CJI seeks teeth for environmental laws

Chief Justice of India S H Kapadia on Tuesday suggested amending various environmental laws to give them more teeth and also providing requisite machinery to implement them properly.

Last Updated: Nov 09, 2010, 22:16 PM IST

New Delhi: Chief Justice of India S H Kapadia on Tuesday suggested amending various environmental laws to give them more teeth and also providing requisite machinery to implement them properly.

"You (lawyers) should tell the government. Please
amend the laws and provide teeth for their enforceability,"
said Kapadia, pointing out that the legislature has enacted
several laws for protection of environment but has provided
"no machinery" to enforce them.

"You (lawyers) should tell the government. Please
amend the laws and provide teeth for their enforceability,"
said Kapadia, pointing out that the legislature has enacted
several laws for protection of environment but has provided
"no machinery" to enforce them.

The CJI was addressing a gathering of various legal
luminaries including senior Supreme Court and Delhi High Court
judges and lawyers here on the occasion of National Legal
Service Day which marks the enactment of the National Legal
Service Act in 1987.

Elaborating on the difference between the Forest Act
of 1920 and its present form after it was amended in 1980,
Kapadia pointed out that the 1920 law treated jungles as a
national resource to be exploited for revenue generation.

"But the 1980 (version of the) law made forests a national asset to be preserved for the future generation," said the CJI, also NALSA`s patron-in-chief.

Sharing his experience as a judge, sitting on the Supreme Court forest bench for the last six years every Friday, the CJI said that rather than dealing with environmental and forest laws, the bench "has become a bench to deal with corruption.

"A handful of corporate and rich people are destroying forests out of their greed through illegal mining," he said.

While lashing out at corporates for destroying forests and harming environment, Kapadia said lawyers should check the menace by approaching courts through public interest litigations.

He, however, felt that the lawyers` inability to conduct thorough legal research and differentiate between various subtle legal concepts, defeat the purpose of PILs.

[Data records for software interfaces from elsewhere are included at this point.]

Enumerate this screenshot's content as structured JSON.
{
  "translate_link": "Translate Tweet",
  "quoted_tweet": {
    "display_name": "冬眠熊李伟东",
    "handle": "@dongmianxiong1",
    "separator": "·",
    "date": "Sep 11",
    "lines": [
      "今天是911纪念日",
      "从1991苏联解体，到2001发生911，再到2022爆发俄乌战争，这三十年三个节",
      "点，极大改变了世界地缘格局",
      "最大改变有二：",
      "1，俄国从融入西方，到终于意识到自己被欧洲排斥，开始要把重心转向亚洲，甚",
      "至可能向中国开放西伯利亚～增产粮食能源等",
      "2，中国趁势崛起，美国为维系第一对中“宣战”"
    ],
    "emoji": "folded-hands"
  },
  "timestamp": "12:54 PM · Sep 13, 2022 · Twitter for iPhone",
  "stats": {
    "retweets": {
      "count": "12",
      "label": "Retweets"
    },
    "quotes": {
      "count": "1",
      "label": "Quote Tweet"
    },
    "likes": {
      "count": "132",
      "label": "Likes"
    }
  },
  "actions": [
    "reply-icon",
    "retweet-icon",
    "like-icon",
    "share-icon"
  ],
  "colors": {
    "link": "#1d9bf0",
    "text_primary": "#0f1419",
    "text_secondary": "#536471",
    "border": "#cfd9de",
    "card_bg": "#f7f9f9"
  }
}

"There is need to enlighten the lawyers. Let the lawyers know what they require to impart to the people," said the chief justice.

"There are many good PILs filed by the lawyers, but due to lack of research by them, many good causes get defeated," he added.

Differentiating between the concept of "equal access to legal rights" and that of "minimum need-based approach", the CJI said that the government may respond with "a firm no" to a PIL seeking education for all the children on the ground of insufficiency of funds.

"But it will not be open to the government to say no if the PIL drafted by the lawyer seeks minimum relief to most needy section of the society," CJI said.

Earlier, Justice R V Raveendran, the Supreme Court`s Legal Service Committee chairman, expressed doubts about the credentials of most of the people and organisations approaching the higher courts through PILs, which he termed as "private interest or publicity interest litigations".

He suggested various State Legal Service Authorities (SLSA) to be more proactive, to take up research work to ascertain what are good causes for weaker sections of the society and move courts with PILs for their welfare.

"That way the bonafides of the petitioners will never
be in doubt," he said.

PTI